• **HOW TO COMPLETE THIS TASK**: Count the lines in the entries below that mention the string "JSON", then write that number by itself.
━━━━━ THE INPUT ━━━━━
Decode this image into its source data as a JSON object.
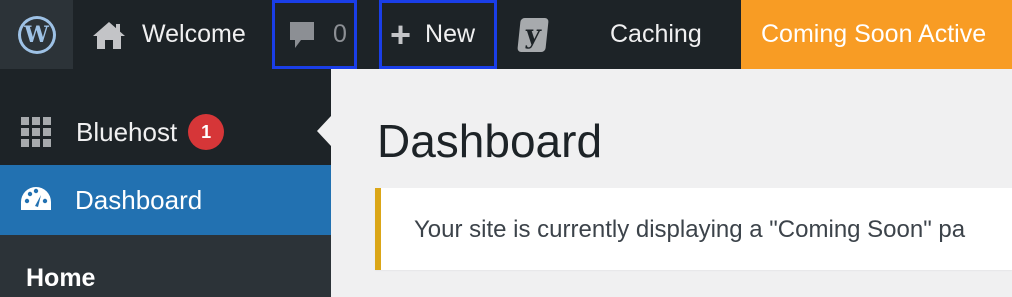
{
  "admin_bar": {
    "wp_logo_icon": "wordpress-logo-icon",
    "site_name": "Welcome",
    "comment_count": "0",
    "new_label": "New",
    "yoast_icon": "yoast-icon",
    "yoast_letter": "y",
    "caching_label": "Caching",
    "coming_soon_label": "Coming Soon Active",
    "colors": {
      "bar_bg": "#1d2327",
      "coming_soon_bg": "#f89c24",
      "highlight_border": "#1a3ee8"
    }
  },
  "sidebar": {
    "items": [
      {
        "label": "Bluehost",
        "icon": "grid-icon",
        "badge": "1"
      },
      {
        "label": "Dashboard",
        "icon": "dashboard-gauge-icon",
        "active": true
      }
    ],
    "submenu": {
      "label": "Home"
    },
    "colors": {
      "active_bg": "#2271b1",
      "badge_bg": "#d63638"
    }
  },
  "main": {
    "title": "Dashboard",
    "notice_text": "Your site is currently displaying a \"Coming Soon\" pa",
    "notice_border_color": "#dba617"
  }
}
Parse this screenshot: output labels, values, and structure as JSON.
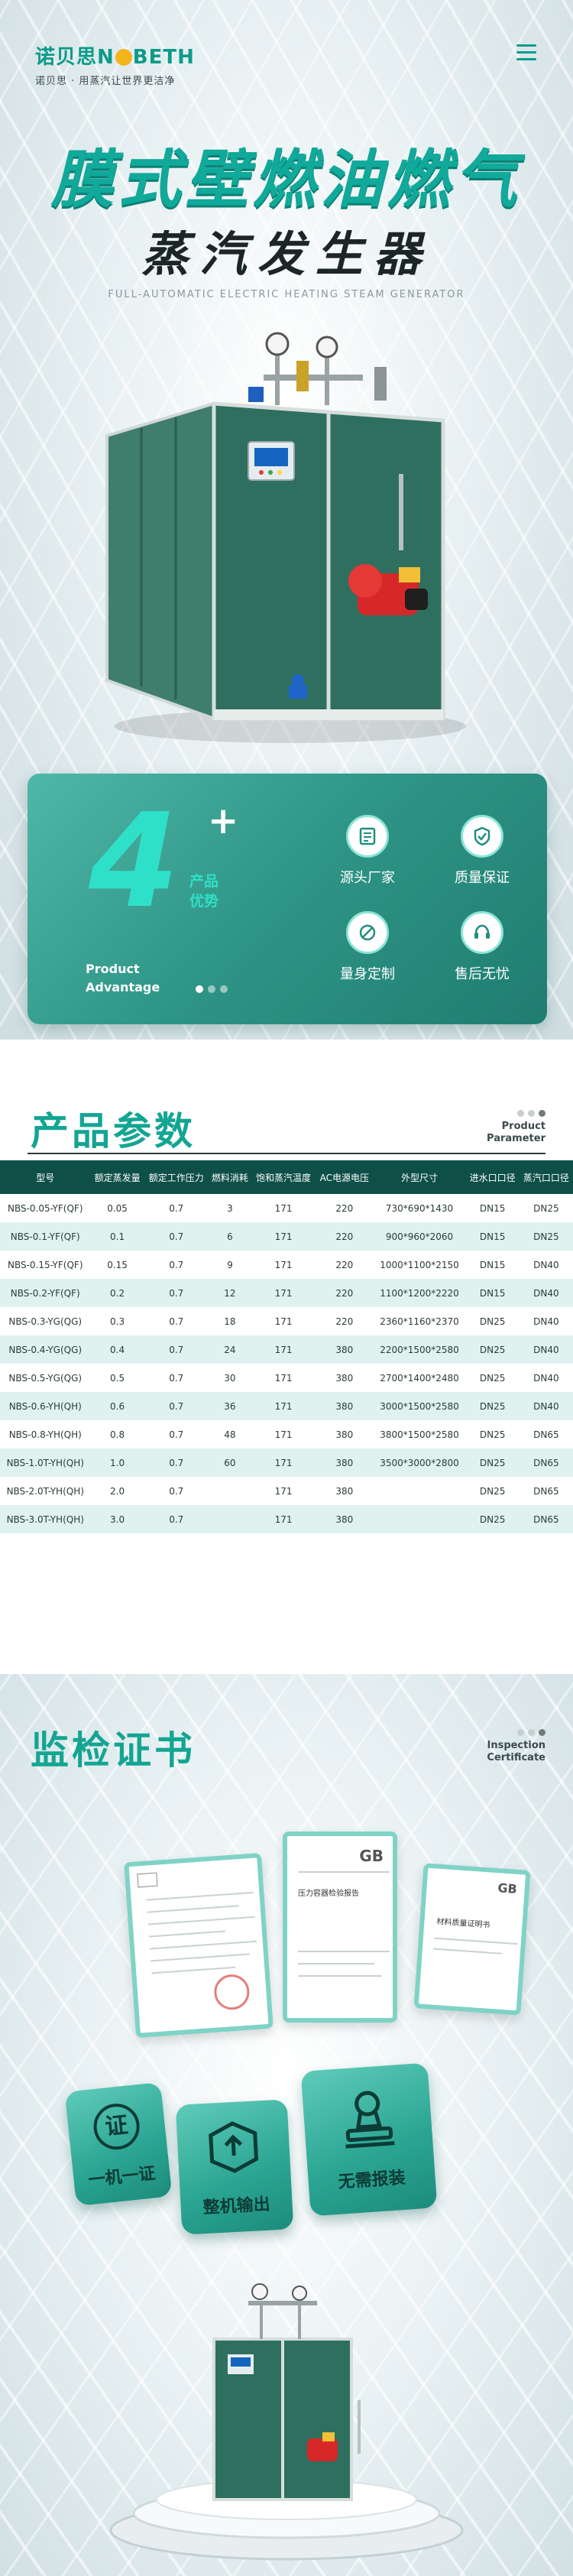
{
  "brand": {
    "name_cn": "诺贝思",
    "name_en_prefix": "N",
    "name_en_suffix": "BETH",
    "slogan": "诺贝思 · 用蒸汽让世界更洁净"
  },
  "hero": {
    "title": "膜式壁燃油燃气",
    "subtitle": "蒸汽发生器",
    "english": "FULL-AUTOMATIC ELECTRIC HEATING STEAM GENERATOR"
  },
  "advantage": {
    "number": "4",
    "plus": "+",
    "label_line1": "产品",
    "label_line2": "优势",
    "en_line1": "Product",
    "en_line2": "Advantage",
    "items": [
      {
        "label": "源头厂家",
        "icon": "factory-icon"
      },
      {
        "label": "质量保证",
        "icon": "quality-icon"
      },
      {
        "label": "量身定制",
        "icon": "custom-icon"
      },
      {
        "label": "售后无忧",
        "icon": "service-icon"
      }
    ]
  },
  "params": {
    "title": "产品参数",
    "en_line1": "Product",
    "en_line2": "Parameter",
    "headers": [
      "型号",
      "额定蒸发量",
      "额定工作压力",
      "燃料消耗",
      "饱和蒸汽温度",
      "AC电源电压",
      "外型尺寸",
      "进水口口径",
      "蒸汽口口径"
    ],
    "rows": [
      [
        "NBS-0.05-YF(QF)",
        "0.05",
        "0.7",
        "3",
        "171",
        "220",
        "730*690*1430",
        "DN15",
        "DN25"
      ],
      [
        "NBS-0.1-YF(QF)",
        "0.1",
        "0.7",
        "6",
        "171",
        "220",
        "900*960*2060",
        "DN15",
        "DN25"
      ],
      [
        "NBS-0.15-YF(QF)",
        "0.15",
        "0.7",
        "9",
        "171",
        "220",
        "1000*1100*2150",
        "DN15",
        "DN40"
      ],
      [
        "NBS-0.2-YF(QF)",
        "0.2",
        "0.7",
        "12",
        "171",
        "220",
        "1100*1200*2220",
        "DN15",
        "DN40"
      ],
      [
        "NBS-0.3-YG(QG)",
        "0.3",
        "0.7",
        "18",
        "171",
        "220",
        "2360*1160*2370",
        "DN25",
        "DN40"
      ],
      [
        "NBS-0.4-YG(QG)",
        "0.4",
        "0.7",
        "24",
        "171",
        "380",
        "2200*1500*2580",
        "DN25",
        "DN40"
      ],
      [
        "NBS-0.5-YG(QG)",
        "0.5",
        "0.7",
        "30",
        "171",
        "380",
        "2700*1400*2480",
        "DN25",
        "DN40"
      ],
      [
        "NBS-0.6-YH(QH)",
        "0.6",
        "0.7",
        "36",
        "171",
        "380",
        "3000*1500*2580",
        "DN25",
        "DN40"
      ],
      [
        "NBS-0.8-YH(QH)",
        "0.8",
        "0.7",
        "48",
        "171",
        "380",
        "3800*1500*2580",
        "DN25",
        "DN65"
      ],
      [
        "NBS-1.0T-YH(QH)",
        "1.0",
        "0.7",
        "60",
        "171",
        "380",
        "3500*3000*2800",
        "DN25",
        "DN65"
      ],
      [
        "NBS-2.0T-YH(QH)",
        "2.0",
        "0.7",
        "",
        "171",
        "380",
        "",
        "DN25",
        "DN65"
      ],
      [
        "NBS-3.0T-YH(QH)",
        "3.0",
        "0.7",
        "",
        "171",
        "380",
        "",
        "DN25",
        "DN65"
      ]
    ]
  },
  "certs": {
    "title": "监检证书",
    "en_line1": "Inspection",
    "en_line2": "Certificate",
    "doc_right_title": "材料质量证明书",
    "doc_middle_title": "压力容器检验报告",
    "doc_middle_logo": "GB",
    "doc_right_logo": "GB",
    "tiles": [
      {
        "label": "一机一证",
        "icon_char": "证"
      },
      {
        "label": "整机输出",
        "icon": "box-upload-icon"
      },
      {
        "label": "无需报装",
        "icon": "stamp-icon"
      }
    ]
  },
  "colors": {
    "brand_teal": "#13a592",
    "table_header": "#0e4f47",
    "row_alt": "#dff2ef",
    "machine_green": "#2f6f5f"
  }
}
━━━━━
• **SOLUTION BELOW**: 2